Firing certain gemstones in metal clay is a very popular practice within the metal clay community. This article is intended to develop understanding and help you decide, "is this practice for you?"
Due to the fact that firing gemstones in place modifies the properties by "Heat Treating" the gemstone which can devalue the stone, we avoid promoting this practice.
It's important to understand that applying heat to any gemstone is considered heat treating the stone. Although this heat treatment has some positive intentional usage within the lapidary community, it's also associated with the deceptive practices of:
the creation of imitation gemstones such as Opal
misrepresenting the value of a gemstone based on color modification.
The properties of ALL natural gemstones are modified when heat treated. The changes in the properties can vary in range from:
enlarging / weakening of inclusions
making the stone more brittle / susceptible to chipping / breakage
Even fabricated gemstones such as cubic zircon are susceptible to property changes. The most common being the change of color which is related to the color additive used in the manufacturing.
"You can just lower the temperature to avoid CZ color change!" you say. Well yes, this MAY work, again depending on the type of additive used. Doing so will inevitable require a compromise in the quality of the metal after firing. This means a highly devalued metal quality along with devalued gemstone.

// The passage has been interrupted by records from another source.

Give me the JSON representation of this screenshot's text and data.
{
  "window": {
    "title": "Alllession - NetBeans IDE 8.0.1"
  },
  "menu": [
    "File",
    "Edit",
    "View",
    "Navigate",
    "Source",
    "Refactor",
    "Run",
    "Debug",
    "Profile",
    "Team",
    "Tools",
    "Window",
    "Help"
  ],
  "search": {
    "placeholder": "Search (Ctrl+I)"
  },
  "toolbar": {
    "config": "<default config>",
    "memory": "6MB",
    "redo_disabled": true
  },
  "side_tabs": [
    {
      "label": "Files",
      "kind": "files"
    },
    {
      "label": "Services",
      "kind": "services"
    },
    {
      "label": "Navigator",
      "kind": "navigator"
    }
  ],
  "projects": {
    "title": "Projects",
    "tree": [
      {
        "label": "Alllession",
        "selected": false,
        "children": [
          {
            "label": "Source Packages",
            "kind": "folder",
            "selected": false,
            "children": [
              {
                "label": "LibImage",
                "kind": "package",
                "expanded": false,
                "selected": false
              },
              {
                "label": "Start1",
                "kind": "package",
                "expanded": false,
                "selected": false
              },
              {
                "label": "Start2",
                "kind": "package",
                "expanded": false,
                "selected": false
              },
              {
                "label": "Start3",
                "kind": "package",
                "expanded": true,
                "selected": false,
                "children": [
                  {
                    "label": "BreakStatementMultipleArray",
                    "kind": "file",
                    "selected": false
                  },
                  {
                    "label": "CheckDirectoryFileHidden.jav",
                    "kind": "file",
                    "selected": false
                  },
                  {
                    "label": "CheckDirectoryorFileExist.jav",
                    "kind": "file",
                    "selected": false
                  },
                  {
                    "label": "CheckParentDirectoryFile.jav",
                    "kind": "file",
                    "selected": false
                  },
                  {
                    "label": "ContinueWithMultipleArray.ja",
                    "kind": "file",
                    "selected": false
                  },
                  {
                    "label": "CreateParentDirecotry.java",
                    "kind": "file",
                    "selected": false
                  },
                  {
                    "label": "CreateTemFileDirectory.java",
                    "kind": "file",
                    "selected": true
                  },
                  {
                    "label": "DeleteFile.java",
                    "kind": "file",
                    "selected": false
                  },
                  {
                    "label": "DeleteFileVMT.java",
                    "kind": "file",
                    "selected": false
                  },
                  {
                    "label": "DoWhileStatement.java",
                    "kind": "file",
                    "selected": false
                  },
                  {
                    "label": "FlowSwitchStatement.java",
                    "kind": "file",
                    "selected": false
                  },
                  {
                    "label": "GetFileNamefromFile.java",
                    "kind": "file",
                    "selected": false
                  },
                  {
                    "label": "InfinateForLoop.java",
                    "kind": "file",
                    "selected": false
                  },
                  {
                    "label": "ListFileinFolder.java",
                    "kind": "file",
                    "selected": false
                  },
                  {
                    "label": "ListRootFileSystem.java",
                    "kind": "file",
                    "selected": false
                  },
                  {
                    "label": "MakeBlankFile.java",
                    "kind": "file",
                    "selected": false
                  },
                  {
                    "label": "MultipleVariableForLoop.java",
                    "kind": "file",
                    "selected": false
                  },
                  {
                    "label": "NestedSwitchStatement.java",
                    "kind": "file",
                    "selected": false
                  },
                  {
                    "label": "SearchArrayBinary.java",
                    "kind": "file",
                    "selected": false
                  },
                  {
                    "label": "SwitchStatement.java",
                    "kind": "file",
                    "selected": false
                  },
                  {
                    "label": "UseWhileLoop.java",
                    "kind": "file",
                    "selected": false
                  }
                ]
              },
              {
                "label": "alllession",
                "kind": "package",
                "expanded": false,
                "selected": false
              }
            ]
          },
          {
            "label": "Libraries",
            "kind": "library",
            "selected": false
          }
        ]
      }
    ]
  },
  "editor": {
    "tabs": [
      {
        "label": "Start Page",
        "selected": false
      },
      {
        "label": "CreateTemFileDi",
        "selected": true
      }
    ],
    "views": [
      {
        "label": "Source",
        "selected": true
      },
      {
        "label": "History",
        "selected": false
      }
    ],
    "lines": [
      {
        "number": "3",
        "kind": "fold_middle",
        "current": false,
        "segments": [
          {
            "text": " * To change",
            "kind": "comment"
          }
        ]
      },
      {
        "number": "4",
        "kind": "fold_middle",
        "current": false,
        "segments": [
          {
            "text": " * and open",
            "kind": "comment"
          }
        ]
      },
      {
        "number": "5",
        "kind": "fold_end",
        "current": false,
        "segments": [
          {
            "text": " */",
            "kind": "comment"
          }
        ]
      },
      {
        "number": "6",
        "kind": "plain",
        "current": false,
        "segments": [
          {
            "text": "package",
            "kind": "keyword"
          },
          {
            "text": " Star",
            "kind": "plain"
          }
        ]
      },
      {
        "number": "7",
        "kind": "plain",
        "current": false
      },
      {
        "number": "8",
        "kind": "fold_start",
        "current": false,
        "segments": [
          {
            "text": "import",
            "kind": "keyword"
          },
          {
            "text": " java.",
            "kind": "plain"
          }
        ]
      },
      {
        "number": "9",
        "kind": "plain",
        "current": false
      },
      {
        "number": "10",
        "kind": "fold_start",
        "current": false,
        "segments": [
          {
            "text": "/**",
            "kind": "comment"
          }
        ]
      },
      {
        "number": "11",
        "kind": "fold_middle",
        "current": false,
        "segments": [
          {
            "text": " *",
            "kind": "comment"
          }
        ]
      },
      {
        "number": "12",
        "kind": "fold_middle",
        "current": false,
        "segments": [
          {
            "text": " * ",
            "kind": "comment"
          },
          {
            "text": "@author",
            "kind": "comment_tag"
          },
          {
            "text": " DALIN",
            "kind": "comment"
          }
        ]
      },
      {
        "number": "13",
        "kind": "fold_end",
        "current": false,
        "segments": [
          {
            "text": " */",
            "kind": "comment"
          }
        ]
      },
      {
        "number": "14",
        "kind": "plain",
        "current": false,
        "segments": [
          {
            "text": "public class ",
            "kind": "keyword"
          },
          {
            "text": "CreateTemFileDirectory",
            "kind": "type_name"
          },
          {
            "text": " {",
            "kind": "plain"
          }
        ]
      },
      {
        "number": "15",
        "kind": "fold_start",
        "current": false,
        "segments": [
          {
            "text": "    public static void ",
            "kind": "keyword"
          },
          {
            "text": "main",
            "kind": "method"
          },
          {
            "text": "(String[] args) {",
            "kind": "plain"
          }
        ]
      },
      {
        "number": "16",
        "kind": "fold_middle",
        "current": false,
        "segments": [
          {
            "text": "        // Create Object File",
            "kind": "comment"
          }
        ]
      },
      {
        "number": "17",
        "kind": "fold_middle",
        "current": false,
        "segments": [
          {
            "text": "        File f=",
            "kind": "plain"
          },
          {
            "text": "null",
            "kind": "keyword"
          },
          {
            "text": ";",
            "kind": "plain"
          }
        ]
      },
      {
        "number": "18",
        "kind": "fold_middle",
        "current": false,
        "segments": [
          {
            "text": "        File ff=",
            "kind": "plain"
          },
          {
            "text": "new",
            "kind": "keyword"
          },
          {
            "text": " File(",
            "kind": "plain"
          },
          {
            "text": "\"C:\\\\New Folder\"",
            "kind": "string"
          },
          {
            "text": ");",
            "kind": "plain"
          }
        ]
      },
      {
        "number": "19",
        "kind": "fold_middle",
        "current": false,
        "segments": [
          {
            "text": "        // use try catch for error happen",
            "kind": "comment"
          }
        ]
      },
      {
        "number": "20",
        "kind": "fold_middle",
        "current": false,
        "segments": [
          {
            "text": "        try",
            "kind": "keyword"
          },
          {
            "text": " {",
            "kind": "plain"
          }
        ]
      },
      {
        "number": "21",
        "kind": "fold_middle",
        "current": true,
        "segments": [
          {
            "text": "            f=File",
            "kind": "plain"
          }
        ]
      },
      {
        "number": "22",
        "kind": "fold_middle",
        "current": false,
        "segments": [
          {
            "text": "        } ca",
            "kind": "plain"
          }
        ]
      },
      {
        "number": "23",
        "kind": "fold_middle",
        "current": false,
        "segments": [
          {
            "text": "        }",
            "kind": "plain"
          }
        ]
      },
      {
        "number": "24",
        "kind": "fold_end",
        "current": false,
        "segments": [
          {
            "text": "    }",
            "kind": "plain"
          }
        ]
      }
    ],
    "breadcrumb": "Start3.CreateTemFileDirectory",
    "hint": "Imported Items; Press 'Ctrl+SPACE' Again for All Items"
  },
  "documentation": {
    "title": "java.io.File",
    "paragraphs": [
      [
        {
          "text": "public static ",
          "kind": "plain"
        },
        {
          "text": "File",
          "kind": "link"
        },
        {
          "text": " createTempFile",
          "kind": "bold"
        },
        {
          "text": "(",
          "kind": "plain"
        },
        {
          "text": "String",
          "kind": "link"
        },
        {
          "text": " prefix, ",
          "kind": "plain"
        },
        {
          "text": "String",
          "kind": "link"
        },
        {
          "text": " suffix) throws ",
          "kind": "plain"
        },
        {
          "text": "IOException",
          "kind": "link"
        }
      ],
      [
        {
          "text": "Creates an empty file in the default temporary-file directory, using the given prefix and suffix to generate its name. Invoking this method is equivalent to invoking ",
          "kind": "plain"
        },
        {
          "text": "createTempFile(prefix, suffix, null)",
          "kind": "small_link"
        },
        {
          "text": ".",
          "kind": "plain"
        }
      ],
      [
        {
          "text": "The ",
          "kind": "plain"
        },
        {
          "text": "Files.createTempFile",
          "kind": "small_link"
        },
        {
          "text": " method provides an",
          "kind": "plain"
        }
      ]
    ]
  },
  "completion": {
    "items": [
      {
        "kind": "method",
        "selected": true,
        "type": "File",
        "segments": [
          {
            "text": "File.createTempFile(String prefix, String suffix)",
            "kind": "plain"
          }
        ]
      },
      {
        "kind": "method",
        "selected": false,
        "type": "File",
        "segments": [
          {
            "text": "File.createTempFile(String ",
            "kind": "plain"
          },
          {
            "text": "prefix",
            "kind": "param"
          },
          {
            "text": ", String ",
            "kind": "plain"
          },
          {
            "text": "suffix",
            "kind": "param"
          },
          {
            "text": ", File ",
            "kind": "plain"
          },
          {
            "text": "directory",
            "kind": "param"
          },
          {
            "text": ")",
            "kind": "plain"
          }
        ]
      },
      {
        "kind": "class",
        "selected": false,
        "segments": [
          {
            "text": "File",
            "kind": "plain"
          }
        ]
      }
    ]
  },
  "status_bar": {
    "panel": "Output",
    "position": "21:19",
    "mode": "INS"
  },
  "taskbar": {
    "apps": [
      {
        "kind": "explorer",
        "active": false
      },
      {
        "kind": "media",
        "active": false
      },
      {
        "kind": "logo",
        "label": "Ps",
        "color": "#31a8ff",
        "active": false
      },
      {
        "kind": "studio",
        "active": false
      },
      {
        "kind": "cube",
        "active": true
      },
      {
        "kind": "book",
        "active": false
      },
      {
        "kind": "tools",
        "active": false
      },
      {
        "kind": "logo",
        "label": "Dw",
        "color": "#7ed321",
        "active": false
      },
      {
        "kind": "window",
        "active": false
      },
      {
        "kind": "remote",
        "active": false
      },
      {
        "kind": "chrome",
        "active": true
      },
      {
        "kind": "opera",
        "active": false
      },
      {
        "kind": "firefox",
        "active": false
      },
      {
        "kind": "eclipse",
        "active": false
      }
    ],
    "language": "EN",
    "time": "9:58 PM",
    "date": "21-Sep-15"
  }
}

Within the field of fine jewelry making, these modifications should be declared to the purchaser. In many countries, this is actually a legal requirement. For example, in the USA this is a federal regulation covered by Commercial Practices-Section 16:
23.24 Disclosure of treatments to gemstones.
It is unfair or deceptive to fail to disclose that a gemstone has been treated if:
(a) The treatment is not permanent. The seller should disclose that the gemstone has been treated and that the treatment is or may not be permanent;
(b) The treatment creates special care requirements for the gemstone. The seller should disclose that the gemstone has been treated and has special care requirements. It is also recommended that the seller disclose the special care requirements to the purchaser; or
(c) The treatment has a significant effect on the stone's value. The seller should disclose that the gemstone has been treated.
Note to §23.24: The disclosures outlined in this section are applicable to sellers at every level of trade, as defined in §23.0(b) of these guides, and they may be made at the point of sale prior to sale, except that where a product can be purchased without personally viewing the product (e.g., direct mail catalogs, online services, televised shopping programs), disclosure should be made in the solicitation for, or description of, the product.
Although there may be some slight modification to the text, this type of regulation is in place in most countries, so it's worth checking locally.
So you create jewelry using meta clay including fired gemstones for commercial purposes. Ask yourself:
"Do I know the impact and property changes of the gemstone I used?"
"Do I know the value of the gemstone I used after heat treating it?"
"Can I inform my clients of the additional care requirements of the heat treated gemstone?"
Am I pricing my pieces taking into consideration of the devalued gemstone?"
If you do not have clear answers these questions, then albeit unintentional, you are misleading / deceiving your clients and yourself.
Remember, learning requires developing experience based on understanding & application of the understanding. This may not always be easy, but it will inevitably lead to growth, the mastery of skills and ultimately achieving goals.
The application of "opinion" creates experience fraught with pit-falls and disappointment. It may seem easy at the start, but inevitably leads to limited growth and disillusionment (disinterest).